Fine Print - June 2010

What was it Deep Throat said?
By G.D. Gearino

The awarding of Pulitzer Prizes tends to be, by design, a low-key affair. When the 2010 prizes were handed out a few weeks ago, the news trickled out in the usual fashion, released to what are still quaintly called the “wire services” as well as being posted on the Web. There was no ceremony, no grand gathering of industry leaders and certainly no acceptance speeches by winners. Too bad, because if there was one group of people who deserved to be recognized for their contribution to journalism, it’s the shareholders of the late, lamented Wachovia Corp. They’re the ironic heroes of the news business these days.

To understand how this came to be, we’ll need to revisit recent history. There are many reasons the Charlotte-based company doesn’t exist any longer, having been one of the more notable casualties of September 2008’s breakdown of the financial system. But the key reason was that two years prior — which is to say, at the housing bubble’s most inflated moment — Wachovia made a costly bet at exactly the wrong time. It spent $24 billion to buy Golden West Financial Corp., a California-based operation that had grown fat on mortgage loans.

Golden West’s specialty was an adjustable-rate product called “Pick-a-Payment,” in which borrowers could select among four payment options — one of which didn’t even cover the interest payment, meaning a home-owner’s debt grew each month. (Gee. How could that go wrong?) When Wachovia acquired Golden West, that portfolio of Pick-a-Payment loans totaled $120 billion and, within two years, burned a hole in Wachovia’s bottom line that could never be filled. CEO Ken Thompson lost his job, and three months later San Francisco-based Wells Fargo & Co. paid $15 billion for Wachovia in an all-items-must-go clearance sale brokered by the federal government.

But what’s a bad deal for one party is often a great one for the other, and that was the case for owners of Golden West, who cashed out near the peak of the boom. First among them was the husband-and-wife team who had turned Golden West from a two-office thrift into one of the largest mortgage-loan originators in the country. The New York Times, for instance, reported that in 2005, Golden West subsidiary World Savings Bank had issued more than a fifth of all “option ARM” loans nationally — those being among the more notorious mortgages peddled during the bad old days.

The owner/couple — Herbert and Marion Sandler — walked away with $2.3 billion in stock and cash, the Times reports.

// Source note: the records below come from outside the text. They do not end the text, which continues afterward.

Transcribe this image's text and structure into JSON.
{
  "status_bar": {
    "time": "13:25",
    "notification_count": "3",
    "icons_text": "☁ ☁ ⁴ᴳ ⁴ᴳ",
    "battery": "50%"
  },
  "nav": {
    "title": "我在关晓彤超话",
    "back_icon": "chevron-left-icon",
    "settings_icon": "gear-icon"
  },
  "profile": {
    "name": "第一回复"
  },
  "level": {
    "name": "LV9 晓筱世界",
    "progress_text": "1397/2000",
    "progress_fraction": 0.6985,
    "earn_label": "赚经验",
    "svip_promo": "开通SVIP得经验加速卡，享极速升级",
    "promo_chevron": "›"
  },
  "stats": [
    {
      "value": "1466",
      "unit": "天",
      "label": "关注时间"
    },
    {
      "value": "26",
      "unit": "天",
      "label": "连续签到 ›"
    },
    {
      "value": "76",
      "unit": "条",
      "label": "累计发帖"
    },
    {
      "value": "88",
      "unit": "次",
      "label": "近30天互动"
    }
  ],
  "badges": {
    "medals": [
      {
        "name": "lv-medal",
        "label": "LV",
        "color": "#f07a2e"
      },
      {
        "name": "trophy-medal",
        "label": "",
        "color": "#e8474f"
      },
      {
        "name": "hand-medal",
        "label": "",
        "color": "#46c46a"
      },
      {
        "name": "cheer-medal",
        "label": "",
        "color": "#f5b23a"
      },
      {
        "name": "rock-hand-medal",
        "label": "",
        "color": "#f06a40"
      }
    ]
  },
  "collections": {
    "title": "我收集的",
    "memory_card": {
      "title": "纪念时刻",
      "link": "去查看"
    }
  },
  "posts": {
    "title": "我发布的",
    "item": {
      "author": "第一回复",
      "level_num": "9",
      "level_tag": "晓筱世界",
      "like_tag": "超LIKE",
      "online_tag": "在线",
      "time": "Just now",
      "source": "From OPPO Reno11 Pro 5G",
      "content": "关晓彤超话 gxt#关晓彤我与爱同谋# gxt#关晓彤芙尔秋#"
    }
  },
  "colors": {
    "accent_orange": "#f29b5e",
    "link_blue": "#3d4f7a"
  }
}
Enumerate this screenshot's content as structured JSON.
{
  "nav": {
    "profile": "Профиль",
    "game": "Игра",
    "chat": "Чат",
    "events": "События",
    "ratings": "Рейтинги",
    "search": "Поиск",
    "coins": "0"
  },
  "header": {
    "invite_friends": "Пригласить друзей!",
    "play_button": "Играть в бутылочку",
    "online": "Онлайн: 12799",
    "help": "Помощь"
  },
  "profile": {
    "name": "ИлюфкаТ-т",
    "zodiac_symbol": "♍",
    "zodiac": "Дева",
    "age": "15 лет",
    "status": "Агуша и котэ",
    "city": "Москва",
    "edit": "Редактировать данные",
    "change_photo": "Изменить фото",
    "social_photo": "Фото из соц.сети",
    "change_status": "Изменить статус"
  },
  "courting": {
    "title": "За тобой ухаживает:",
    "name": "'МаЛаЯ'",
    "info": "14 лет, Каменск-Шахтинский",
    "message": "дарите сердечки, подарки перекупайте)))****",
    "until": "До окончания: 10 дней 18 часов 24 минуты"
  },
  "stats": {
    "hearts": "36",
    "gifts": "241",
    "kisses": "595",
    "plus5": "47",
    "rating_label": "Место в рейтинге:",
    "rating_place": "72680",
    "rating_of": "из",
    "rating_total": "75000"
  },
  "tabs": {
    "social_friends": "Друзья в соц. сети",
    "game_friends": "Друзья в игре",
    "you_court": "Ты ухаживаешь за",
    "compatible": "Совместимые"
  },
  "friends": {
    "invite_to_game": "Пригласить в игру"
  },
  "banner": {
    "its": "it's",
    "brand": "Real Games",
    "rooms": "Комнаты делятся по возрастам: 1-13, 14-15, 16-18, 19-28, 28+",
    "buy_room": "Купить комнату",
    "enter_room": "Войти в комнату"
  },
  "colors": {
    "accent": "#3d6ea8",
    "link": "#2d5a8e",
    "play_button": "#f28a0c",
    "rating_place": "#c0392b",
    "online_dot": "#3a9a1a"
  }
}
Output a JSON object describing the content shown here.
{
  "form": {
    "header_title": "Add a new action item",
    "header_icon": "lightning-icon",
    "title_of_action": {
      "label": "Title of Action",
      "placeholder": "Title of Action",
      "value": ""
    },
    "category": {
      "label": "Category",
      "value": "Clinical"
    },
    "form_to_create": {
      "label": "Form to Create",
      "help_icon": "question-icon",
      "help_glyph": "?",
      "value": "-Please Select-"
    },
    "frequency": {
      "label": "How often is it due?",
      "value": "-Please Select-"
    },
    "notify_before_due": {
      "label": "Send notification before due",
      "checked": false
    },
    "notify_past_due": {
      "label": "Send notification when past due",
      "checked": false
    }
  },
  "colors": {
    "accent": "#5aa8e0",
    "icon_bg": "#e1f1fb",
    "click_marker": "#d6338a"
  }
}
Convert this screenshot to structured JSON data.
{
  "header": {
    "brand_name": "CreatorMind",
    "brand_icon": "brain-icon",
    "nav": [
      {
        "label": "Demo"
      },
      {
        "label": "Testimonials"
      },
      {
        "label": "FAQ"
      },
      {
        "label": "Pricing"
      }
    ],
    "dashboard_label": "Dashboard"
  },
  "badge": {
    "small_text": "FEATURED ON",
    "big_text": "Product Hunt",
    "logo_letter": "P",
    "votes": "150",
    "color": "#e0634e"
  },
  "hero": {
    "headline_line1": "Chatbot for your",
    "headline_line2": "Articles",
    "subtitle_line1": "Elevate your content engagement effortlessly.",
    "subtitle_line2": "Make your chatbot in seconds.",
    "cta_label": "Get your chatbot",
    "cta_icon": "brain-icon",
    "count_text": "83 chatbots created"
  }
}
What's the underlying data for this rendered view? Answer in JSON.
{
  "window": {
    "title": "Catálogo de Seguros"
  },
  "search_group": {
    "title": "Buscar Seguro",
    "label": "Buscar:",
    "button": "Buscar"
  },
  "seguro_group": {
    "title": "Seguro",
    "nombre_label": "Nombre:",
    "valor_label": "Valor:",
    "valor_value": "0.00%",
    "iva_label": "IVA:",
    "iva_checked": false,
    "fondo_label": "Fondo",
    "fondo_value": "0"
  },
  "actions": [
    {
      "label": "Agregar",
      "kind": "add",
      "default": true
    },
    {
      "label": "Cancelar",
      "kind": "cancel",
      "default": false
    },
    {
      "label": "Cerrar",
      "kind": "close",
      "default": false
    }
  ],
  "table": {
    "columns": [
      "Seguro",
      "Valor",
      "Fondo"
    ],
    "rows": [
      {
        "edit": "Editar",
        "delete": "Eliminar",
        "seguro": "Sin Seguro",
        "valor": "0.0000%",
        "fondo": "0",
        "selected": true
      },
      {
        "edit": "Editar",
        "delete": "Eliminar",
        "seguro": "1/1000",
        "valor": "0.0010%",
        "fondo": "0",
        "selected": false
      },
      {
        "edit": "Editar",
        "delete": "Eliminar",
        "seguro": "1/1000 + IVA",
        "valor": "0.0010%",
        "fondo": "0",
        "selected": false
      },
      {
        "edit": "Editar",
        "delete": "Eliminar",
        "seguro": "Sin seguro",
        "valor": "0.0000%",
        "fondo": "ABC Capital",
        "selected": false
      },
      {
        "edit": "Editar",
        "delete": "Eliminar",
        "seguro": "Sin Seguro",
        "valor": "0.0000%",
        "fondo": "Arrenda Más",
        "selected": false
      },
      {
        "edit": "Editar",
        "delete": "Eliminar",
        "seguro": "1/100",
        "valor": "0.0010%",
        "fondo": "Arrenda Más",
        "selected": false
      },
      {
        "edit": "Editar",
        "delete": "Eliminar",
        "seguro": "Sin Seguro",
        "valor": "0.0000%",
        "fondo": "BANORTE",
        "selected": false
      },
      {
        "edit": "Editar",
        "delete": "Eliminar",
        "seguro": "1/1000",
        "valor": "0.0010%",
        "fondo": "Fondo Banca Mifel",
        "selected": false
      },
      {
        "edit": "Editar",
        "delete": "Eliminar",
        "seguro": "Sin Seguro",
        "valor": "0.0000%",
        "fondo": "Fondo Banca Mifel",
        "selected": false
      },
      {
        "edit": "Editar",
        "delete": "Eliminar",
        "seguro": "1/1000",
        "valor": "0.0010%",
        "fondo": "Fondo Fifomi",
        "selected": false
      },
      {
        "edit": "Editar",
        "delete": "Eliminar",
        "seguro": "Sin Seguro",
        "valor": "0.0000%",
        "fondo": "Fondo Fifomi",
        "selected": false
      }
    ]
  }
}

If you were a Wachovia shareholder when the bank imploded, you’ll surely take some sour satisfaction in knowing the Sandlers still had Wachovia stock at that point. So they, too, suffered some pain. But hold onto that thought, because what follows will test your tolerance for bitter irony.

The Sandlers, even before selling their operation to Wachovia, had put their fortune to work in notable — and, to give credit where credit is due, admirable — ways. They made donations to a variety of nonprofit, progressive-minded organizations. Among them was Durham-based Center for Responsible Lending, which counts the Sandlers among its largest supporters since its founding in 2002. The center, which seeks to protect the poor and the elderly from predatory lending practices, can legitimately claim to be on the side of the angels. But pondering the fact that the creators of a mortgage loan that increased a homeowner’s debt with every monthly payment would help fund a group with the phrase “responsible lending” in its name can only make your head spin.

Even more redolent of bemusement was the Sandlers’ funding of ProPublica Inc. Starting operations in January 2008, ProPublica has sought to fill the void in investigative journalism created when newspapers slashed their staffs during the recession. The Sandler Foundation is its primary financier, to the tune of an estimated $10 million annually, and Herbert Sandler is chairman of its board. Among ProPublica’s efforts was an impressive piece about a New Orleans hospital where nearly four dozen patients died during and after Hurricane Katrina. That article, published in collaboration with The New York Times Magazine, won the 2010 Pulitzer for investigative journalism. I’ll say it on behalf of ProPublica, since no one there seems to have gotten around to doing so: Thanks, Wachovia shareholders! We couldn’t have done it without you.

Bear with me, though, because I have yet to mine the richest vein of irony. When I visited ProPublica’s Web site, I found a bar across the top listing the topics upon which the organization has focused its efforts. Among them was one called “bailout guide,” and when I clicked on it, I discovered an exhaustive archive of articles, lists, charts and maps, all of them detailing the federal money invested to shore up the financial industry after 2008’s mortgage-fueled collapse. But when I typed various combinations of the words “Wachovia,” “Golden West,” “World Savings Bank” and “Sandler” in the search box, I got a scant handful of results — only two of which even mentioned problem loans. Those two mentions together contained fewer words than the last paragraph of this column. And that’s all ProPublica has to say about that.